He says: "The whole approach of getting affordable housing on the back of commercial development will become very hard to sustain in the current climate."

He does not though advocate panicky concessions to builders, and thinks that councils have several opportunities to find ways through.

Mr Ward says: "There is a risk that local authorities will rush to tear up agreements and give in to developers just to get projects built. Councils should get the best possible advice rather than bargain away their gains, because they might do better to take a long view that the market will come back and developers will once again be interested in projects."
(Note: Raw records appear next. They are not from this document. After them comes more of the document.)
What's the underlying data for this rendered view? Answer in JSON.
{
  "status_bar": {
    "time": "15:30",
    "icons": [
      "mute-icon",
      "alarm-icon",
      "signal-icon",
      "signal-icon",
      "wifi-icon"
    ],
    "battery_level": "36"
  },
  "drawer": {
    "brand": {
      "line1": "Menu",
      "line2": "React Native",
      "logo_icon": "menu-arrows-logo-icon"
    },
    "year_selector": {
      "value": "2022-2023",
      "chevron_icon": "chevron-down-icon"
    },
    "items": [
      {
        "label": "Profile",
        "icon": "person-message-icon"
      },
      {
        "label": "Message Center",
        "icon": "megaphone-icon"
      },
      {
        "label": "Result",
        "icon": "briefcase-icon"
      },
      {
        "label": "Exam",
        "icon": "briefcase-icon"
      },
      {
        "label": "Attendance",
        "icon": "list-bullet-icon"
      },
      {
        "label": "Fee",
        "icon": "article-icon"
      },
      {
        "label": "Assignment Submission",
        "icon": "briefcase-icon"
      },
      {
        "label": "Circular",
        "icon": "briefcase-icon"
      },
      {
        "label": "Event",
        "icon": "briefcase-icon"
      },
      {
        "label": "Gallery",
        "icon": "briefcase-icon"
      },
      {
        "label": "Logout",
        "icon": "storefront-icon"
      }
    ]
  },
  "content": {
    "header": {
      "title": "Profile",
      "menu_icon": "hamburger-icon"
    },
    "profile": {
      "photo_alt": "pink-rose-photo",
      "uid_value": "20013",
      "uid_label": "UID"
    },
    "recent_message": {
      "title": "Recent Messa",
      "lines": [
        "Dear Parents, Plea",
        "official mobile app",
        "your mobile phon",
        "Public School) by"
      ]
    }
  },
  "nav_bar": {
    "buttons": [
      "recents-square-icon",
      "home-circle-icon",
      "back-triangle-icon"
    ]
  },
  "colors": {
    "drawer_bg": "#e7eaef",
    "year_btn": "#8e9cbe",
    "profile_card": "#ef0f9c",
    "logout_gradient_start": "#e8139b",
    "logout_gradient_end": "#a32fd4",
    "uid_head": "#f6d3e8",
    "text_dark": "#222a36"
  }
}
Regeneration could be kept going by the public sector contributing land, so it becomes a project partner and gets a slice of future returns.

Mr Ward also suggests councils might have to switch the emphasis of regeneration. "It is about more than physical things," he says. "It is social and employment and environmental measures too.

"Councils may need to look at those rather than regeneration that depends on big commercial developments. There are a lot of good things a local authority can do that do not relate to the commercial market."

A similar 'don't back down' message comes from the Chartered Institute of Housing. Policy head Abigail Davies admits things are difficult for councils, particularly in the south, where up to 80% of affordable homes have been provided through planning gain.

She advises: "This is a real problem, but it may not be a long-term one, and councils should not take their eyes off the long game. It's very important that local authorities do not drop affordable housing targets as it will not help them long-term if builders think they are a soft touch."

She suggests they seek out those builders happy to supply affordable homes. "It is guaranteed money that they get from affordable housing - they know they will get paid even if they get less than in a private sale," she adds.

There could be a solution of sorts for councils in working pragmatically with builders, landowners and housing associations to keep development going, but still securing some benefits.

They may not have that long to wait. Mr Chambers thinks money may soon be available again as investors with cash, such as sovereign wealth funds controlled by foreign governments, seek to exploit falling land values.

"There is quite a lot of money still out there that will be looking to invest in something," he says.

"If values are falling they may start to see a certain amount of opportunities around, and it could be a lot of money comes back fairly rapidly if things improve a bit."

It's going to be tough, but perhaps not so tough that councils need shelve all their hopes for planning gain. As Dad's Army's Corporal Jones would have said: "Don't panic."

West berkshire's dilemma

West Berkshire Council has found itself over a barrel in planning gain negotiations on Newbury town centre's regeneration.

Developer Standard Life had agreed that its Parkway retail project would include 37 affordable homes among the 184 total. But it told the council in March that this provision would now "contribute to making the scheme unviable" because land and construction costs had risen and the market was unstable.

The developer proposed an alternative of no affordable homes on the site but a 100,000 contribution towards their provision elsewhere in the locality. Such 'off site' affordable housing contributions are not unusual, but West Berkshire's housing service estimated it would pay for just two homes, which it deemed "completely unacceptable". The council could either drop the original affordable homes component, or insist on it and perhaps see the project abandoned.

Newbury is prosperous, but has lost retail custom to neighbouring centres and Parkway was judged important to its long-term economy. The council accepted Standard Life's new terms but decided to pay for the missing affordable housing itself from funds accumulated from other developers' payments towards 'off site' homes.

Leader Graham Jones (Con) says: "The committee had to take a judgment on whether the scheme would go ahead if we did not vary the s106 requirement, and the evidence was that it would not so we would have got nothing."

West Berkshire will not be the last council to wrestle with this dilemma.